§ Activity
Comb through the entries for "search" and pull out each line that holds it.

§ Records for this task
________________________

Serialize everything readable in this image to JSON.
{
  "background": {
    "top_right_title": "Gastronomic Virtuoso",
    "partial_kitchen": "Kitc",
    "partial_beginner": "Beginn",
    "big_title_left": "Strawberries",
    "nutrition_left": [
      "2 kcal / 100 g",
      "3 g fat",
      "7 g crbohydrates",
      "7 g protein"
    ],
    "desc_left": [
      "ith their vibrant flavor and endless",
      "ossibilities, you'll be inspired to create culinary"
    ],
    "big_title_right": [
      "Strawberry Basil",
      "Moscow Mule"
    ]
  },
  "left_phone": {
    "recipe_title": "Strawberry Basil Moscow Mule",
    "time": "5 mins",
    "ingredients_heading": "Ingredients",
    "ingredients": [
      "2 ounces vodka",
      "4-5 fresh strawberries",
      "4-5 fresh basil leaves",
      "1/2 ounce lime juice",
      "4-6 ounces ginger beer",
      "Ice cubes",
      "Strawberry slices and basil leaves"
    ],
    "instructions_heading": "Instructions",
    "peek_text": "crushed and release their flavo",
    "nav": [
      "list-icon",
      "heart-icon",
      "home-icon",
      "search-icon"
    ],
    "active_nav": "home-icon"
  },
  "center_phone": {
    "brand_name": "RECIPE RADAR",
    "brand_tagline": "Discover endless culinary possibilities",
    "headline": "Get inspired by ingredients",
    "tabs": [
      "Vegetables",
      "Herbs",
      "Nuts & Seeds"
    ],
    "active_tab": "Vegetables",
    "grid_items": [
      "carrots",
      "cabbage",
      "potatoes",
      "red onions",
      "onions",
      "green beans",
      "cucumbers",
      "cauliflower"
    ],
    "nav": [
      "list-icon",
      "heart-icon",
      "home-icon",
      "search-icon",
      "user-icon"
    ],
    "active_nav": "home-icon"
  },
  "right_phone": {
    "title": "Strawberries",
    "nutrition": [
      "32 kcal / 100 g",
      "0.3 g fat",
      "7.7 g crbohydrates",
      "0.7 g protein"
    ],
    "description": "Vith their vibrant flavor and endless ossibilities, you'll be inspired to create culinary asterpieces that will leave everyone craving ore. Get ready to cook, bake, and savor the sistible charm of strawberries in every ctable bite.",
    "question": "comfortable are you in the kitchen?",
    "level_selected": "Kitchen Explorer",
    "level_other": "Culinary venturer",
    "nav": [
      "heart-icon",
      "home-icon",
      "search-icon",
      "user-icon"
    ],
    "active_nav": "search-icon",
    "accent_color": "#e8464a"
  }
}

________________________

§ Task output
      "search-icon"
      "search-icon",
      "search-icon",
    "active_nav": "search-icon",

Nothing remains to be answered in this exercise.